What this task involves
The answer is a single number: the count of lines in the records below that contain the word "JSON".

Records
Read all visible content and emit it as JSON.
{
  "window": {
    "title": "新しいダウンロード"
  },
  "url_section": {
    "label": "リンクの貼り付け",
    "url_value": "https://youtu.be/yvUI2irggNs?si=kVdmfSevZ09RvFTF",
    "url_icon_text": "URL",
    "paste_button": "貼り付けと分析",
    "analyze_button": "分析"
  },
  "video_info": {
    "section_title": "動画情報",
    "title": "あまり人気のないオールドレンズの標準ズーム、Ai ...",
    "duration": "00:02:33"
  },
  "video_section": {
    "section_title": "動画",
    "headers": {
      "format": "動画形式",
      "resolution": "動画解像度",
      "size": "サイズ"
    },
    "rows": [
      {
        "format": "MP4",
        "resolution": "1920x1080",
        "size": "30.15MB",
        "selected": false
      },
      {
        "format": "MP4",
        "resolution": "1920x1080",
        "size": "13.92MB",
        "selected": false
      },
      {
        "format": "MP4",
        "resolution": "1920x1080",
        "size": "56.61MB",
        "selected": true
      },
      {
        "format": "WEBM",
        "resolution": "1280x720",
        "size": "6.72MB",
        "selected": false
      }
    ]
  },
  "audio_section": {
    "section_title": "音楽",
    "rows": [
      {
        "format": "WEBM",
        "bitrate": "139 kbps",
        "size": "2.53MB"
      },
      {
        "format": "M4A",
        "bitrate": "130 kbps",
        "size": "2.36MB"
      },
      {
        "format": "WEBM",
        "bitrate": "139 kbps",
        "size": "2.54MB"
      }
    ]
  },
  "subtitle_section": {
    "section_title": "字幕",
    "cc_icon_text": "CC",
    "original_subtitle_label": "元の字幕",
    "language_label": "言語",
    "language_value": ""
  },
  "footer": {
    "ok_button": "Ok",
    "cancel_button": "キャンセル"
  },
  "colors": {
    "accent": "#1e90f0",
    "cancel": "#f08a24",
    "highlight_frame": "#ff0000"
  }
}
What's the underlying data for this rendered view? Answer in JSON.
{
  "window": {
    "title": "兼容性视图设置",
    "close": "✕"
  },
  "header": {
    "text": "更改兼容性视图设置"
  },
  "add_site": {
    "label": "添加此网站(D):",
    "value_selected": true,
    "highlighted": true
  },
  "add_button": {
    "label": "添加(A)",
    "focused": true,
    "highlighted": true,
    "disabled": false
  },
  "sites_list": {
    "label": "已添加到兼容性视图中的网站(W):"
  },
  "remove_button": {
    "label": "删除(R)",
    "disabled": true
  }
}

Task solution
2